AS the River of Art Festival was getting ready to light up the Moruya River, the fickle finger of covid fortune struck down the 16th annual celebration of the Eurobodalla’s arts community.
But co-chairs of the event, Di Jay and Vicki Lascelles, are pushing on regardless with a virtual festival.
With 40 per cent of the visitors from outside the region, they’re keen for people to participate in some way.
Alas, Jay tells me by phone from the south coast, there’ll be no physical illumination of the river, as had been planned for the new “Luminous: Art After Dark” event, but there’ll be plenty of other distractions, with the visual arts leading the charge.
There’ll also be no River of Art Prize and exhibition, which have been put on hold, so that entries already received from artists and makers within and beyond the Eurobodalla region will be carried over until early 2022 and no closing date has been set as yet.
Central to the 2021 Virtual River of Art will be the arts directory, which was introduced last year, where many of the 125 events, including textiles, woodwork, sculpture, painting and even music, film and poetry, will go ahead.
The way it works, Jay says, is that they’ll look at the entries, contact the artists and encourage them to enter the directory, which will allow people to “graze about in the arts”.

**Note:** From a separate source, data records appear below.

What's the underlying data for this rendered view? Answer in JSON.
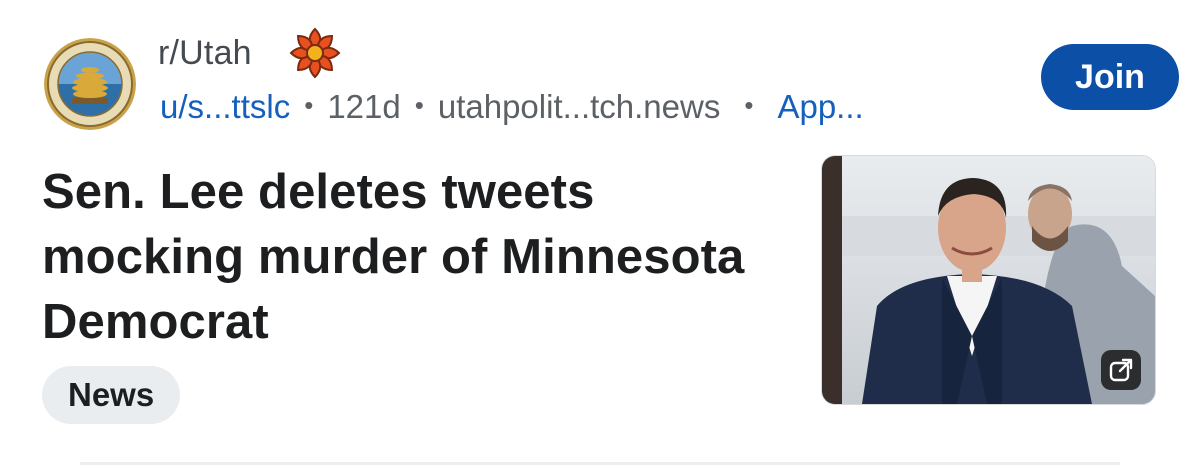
{
  "subreddit": {
    "name": "r/Utah",
    "avatar_icon": "utah-seal-beehive-icon",
    "flair_icon": "sego-lily-flower-icon"
  },
  "meta": {
    "user": "u/s...ttslc",
    "age": "121d",
    "domain": "utahpolit...tch.news",
    "app": "App...",
    "separator": "•"
  },
  "join_label": "Join",
  "post": {
    "title": "Sen. Lee deletes tweets mocking murder of Minnesota Democrat",
    "flair": "News"
  },
  "thumbnail": {
    "external_link_icon": "external-link-icon"
  },
  "colors": {
    "accent": "#0b4fa6",
    "link": "#1560bd",
    "chip_bg": "#eaedef",
    "text": "#1c1e20"
  }
}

Artists can submit multiple images and link the artwork to social media and to the River of Art YouTube channel. Anyone from the broader region, including Canberra, can create their own personal pitch.
Starting on September 17, the arts directory will feature works of the region’s artists and, looking back to last year’s open studios, there’ll be virtual visits to artists such as sculptor Paul Dimmer and jewellery maker Virginia Aland, who would have opened studios during the event, while online galleries will allow people to view, purchase and commission works from the locked-down artists.

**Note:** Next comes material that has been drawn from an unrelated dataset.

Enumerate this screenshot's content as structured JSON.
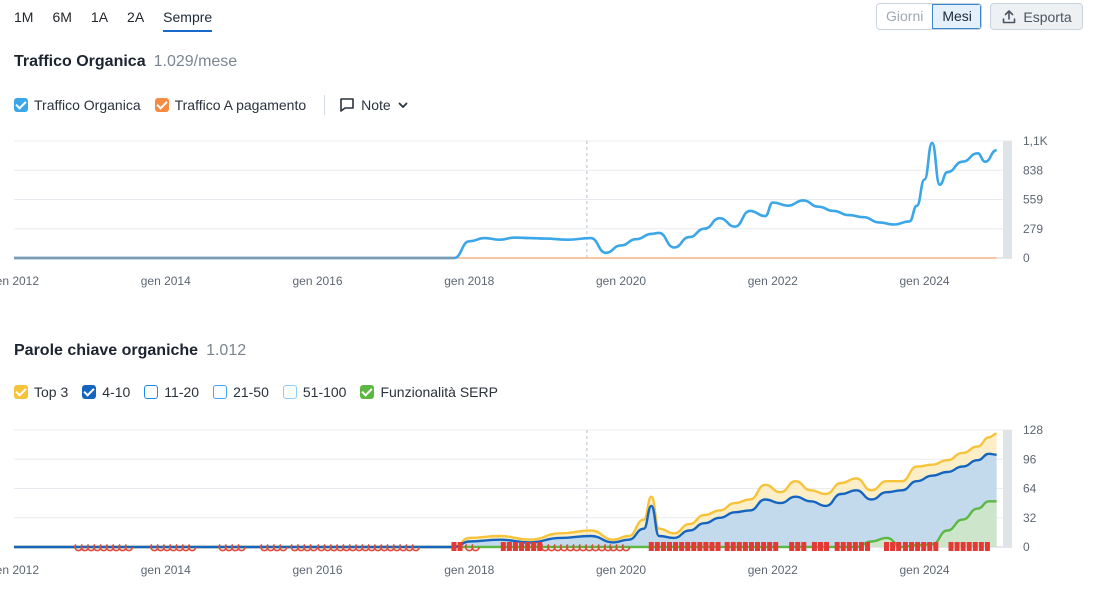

Responding to the the unfortunate cancellations of events such as Beatlemania Narooma Style and an art installation of knitted wattle devised by the Eurobodalla Regional Botanic Gardens and University of Wollongong, the directory offers a huge variety of experiences, including, so far, the Jack Spahr Moruya Performing Arts’ voice and movement, drama and dance and the School Selfies Photo Project from Bodalla Public School.
The committee is determined that covid won’t knock the optimism and enthusiasm out of them and prepared the dates for next year’s festival as September 16-25.
In any festival, it’s the non-visual arts that provide the pizzazz, and all the creative people involved, including performers, can also be listed in the art directory.
Jay says some musicians have already agreed to put together video material, with Candelo musician Sam Martin, whose famous musical caravan would have been parked at the Riverside Caravan Park, an early taker. Other likely online performers are musos Richard Cook and The Three Graces, also from Candelo.
One enticing inclusion online is the cabaret performance, “Disenchanted: a Cabaret of Twisted Fairy Tales”, in which Sydney mezzo-soprano Eliane Morel, raised in Canberra and a former voice student at the ANU School of Music, plays characters from fairy tales who tell their side of the stories.
In lieu of the festival’s mural event along the coast, which has been deferred to Easter, there will be a short visit video featuring the mural from 2020, providing what Jay calls, “a bit of a teaser for next year”.
The 2021 Virtual River of Art Festival, September 17-26 at riverofart.com.au and for exhibitions and events enter “River of Art Festival” at youtube.com
Who can be trusted?
In a world of spin and confusion, there’s never been a more important time to support independent journalism in Canberra.
If you trust our work online and want to enforce the power of independent voices, I invite you to make a small contribution.
Every dollar of support is invested back into our journalism to help keep citynews.com.au strong and free.
Ian Meikle, editor